* Task to complete: Every line of the entries that holds the word "this" is to be copied.

* Data for analysis:
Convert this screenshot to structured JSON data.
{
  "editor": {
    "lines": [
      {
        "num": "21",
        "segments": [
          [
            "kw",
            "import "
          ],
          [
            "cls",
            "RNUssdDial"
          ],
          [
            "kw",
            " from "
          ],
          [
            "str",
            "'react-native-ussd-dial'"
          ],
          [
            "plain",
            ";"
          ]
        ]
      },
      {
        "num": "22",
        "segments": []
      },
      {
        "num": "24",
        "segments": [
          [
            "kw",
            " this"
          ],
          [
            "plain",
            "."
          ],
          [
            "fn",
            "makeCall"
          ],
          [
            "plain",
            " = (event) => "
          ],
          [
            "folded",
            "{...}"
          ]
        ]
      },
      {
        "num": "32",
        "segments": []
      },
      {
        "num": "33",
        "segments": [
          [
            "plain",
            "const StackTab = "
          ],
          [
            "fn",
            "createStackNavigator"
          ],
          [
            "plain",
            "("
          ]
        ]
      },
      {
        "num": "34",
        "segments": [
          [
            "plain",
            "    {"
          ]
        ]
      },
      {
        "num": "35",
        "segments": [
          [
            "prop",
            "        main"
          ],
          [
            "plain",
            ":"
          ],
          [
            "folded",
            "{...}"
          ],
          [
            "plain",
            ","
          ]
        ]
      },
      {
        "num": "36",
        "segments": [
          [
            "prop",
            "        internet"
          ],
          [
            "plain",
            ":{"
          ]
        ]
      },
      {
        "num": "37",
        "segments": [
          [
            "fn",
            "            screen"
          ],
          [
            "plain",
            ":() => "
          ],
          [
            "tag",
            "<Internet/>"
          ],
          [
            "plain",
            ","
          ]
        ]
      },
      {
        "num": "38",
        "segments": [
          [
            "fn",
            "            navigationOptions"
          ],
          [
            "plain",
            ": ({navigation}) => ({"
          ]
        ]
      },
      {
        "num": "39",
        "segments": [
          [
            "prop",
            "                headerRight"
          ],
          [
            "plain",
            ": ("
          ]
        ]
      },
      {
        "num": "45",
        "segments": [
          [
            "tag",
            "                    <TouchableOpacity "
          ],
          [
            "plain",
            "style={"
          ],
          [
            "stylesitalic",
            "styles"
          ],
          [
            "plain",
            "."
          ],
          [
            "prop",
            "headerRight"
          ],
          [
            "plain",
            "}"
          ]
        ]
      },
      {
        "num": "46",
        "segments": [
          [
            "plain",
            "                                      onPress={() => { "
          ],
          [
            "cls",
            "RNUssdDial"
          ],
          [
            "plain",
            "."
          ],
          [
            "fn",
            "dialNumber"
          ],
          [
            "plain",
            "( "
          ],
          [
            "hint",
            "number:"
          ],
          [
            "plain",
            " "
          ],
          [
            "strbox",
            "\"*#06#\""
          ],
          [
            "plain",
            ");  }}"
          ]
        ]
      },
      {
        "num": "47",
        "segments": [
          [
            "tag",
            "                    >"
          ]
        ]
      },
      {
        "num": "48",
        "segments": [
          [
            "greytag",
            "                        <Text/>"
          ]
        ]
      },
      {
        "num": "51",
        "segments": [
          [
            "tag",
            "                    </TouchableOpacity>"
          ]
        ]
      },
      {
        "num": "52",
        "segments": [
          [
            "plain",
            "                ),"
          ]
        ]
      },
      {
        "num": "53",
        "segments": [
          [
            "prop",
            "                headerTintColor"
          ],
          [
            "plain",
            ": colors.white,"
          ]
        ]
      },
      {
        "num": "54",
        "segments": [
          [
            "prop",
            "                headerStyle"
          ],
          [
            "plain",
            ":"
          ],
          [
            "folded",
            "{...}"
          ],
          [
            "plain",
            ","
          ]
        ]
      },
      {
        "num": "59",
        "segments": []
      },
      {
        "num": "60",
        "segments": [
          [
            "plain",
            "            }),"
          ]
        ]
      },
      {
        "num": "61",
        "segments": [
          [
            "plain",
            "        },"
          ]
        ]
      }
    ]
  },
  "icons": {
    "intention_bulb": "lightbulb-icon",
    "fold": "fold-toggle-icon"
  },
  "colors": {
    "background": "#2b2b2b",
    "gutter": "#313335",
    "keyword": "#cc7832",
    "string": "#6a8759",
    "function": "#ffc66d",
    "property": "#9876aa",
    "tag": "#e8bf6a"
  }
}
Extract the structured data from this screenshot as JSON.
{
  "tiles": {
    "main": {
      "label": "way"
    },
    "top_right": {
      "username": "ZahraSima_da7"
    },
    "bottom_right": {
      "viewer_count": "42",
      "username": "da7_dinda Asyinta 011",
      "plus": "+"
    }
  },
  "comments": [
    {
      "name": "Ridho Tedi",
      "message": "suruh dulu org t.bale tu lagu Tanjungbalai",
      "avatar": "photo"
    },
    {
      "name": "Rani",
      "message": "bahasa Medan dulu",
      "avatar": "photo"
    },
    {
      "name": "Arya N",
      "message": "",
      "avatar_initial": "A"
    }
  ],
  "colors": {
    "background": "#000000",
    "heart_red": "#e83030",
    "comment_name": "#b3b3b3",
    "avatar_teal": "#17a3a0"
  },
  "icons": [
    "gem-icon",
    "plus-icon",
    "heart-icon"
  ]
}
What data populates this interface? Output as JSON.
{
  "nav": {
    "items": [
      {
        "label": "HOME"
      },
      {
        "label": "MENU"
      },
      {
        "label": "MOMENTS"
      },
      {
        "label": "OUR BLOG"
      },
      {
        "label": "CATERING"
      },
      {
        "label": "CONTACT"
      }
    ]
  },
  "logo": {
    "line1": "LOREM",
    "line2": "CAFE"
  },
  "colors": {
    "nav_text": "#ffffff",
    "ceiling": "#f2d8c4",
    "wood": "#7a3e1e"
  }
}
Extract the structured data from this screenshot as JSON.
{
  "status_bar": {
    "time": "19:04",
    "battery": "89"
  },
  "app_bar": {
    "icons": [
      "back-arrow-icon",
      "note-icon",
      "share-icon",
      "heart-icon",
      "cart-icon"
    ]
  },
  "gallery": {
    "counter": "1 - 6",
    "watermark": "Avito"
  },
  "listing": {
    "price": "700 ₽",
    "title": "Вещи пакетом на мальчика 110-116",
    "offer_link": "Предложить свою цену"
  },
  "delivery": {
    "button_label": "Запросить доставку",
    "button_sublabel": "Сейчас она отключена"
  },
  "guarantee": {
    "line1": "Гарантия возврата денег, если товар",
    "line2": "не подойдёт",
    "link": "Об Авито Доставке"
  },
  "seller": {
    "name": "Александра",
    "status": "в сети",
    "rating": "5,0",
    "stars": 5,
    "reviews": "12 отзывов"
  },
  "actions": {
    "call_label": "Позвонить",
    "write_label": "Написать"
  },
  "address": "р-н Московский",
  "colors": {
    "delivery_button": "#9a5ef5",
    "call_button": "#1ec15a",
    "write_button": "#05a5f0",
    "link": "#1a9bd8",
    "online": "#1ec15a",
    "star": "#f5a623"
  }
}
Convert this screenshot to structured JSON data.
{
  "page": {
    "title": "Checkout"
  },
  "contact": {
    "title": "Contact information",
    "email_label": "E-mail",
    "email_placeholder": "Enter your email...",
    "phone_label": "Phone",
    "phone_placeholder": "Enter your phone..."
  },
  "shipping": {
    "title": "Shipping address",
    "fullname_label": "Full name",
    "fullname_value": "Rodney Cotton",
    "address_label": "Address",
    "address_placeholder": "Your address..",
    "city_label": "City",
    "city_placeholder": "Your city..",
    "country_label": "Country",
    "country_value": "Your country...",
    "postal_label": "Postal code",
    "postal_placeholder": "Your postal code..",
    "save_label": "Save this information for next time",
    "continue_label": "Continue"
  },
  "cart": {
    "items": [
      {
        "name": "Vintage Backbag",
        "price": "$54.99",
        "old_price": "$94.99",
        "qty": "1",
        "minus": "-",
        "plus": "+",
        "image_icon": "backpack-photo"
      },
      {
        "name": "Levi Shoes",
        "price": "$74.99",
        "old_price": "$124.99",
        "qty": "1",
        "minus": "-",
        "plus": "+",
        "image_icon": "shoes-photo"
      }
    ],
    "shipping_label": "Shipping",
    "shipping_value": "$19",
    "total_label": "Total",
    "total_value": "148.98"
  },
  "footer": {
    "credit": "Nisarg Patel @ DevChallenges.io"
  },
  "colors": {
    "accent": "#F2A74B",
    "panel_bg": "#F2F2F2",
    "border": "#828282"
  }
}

* Exercise result:
Convert this screenshot to structured JSON data.
            " this"
Extract the structured data from this screenshot as JSON.
What data populates this interface? Output as JSON.
Extract the structured data from this screenshot as JSON.
Convert this screenshot to structured JSON data.
    "save_label": "Save this information for next time",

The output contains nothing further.